» DATA TO USE:
^^^^

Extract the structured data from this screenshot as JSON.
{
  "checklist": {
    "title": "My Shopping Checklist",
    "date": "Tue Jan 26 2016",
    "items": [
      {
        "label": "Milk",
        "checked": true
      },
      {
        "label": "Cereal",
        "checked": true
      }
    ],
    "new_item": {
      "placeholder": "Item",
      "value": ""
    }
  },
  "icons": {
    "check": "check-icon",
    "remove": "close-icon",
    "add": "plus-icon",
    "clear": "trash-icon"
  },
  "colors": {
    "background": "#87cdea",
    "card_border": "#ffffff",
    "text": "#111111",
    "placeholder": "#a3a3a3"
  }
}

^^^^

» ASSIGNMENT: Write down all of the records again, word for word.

» EXERCISE ANSWER:
Extract the structured data from this screenshot as JSON.
{
  "checklist": {
    "title": "My Shopping Checklist",
    "date": "Tue Jan 26 2016",
    "items": [
      {
        "label": "Milk",
        "checked": true
      },
      {
        "label": "Cereal",
        "checked": true
      }
    ],
    "new_item": {
      "placeholder": "Item",
      "value": ""
    }
  },
  "icons": {
    "check": "check-icon",
    "remove": "close-icon",
    "add": "plus-icon",
    "clear": "trash-icon"
  },
  "colors": {
    "background": "#87cdea",
    "card_border": "#ffffff",
    "text": "#111111",
    "placeholder": "#a3a3a3"
  }
}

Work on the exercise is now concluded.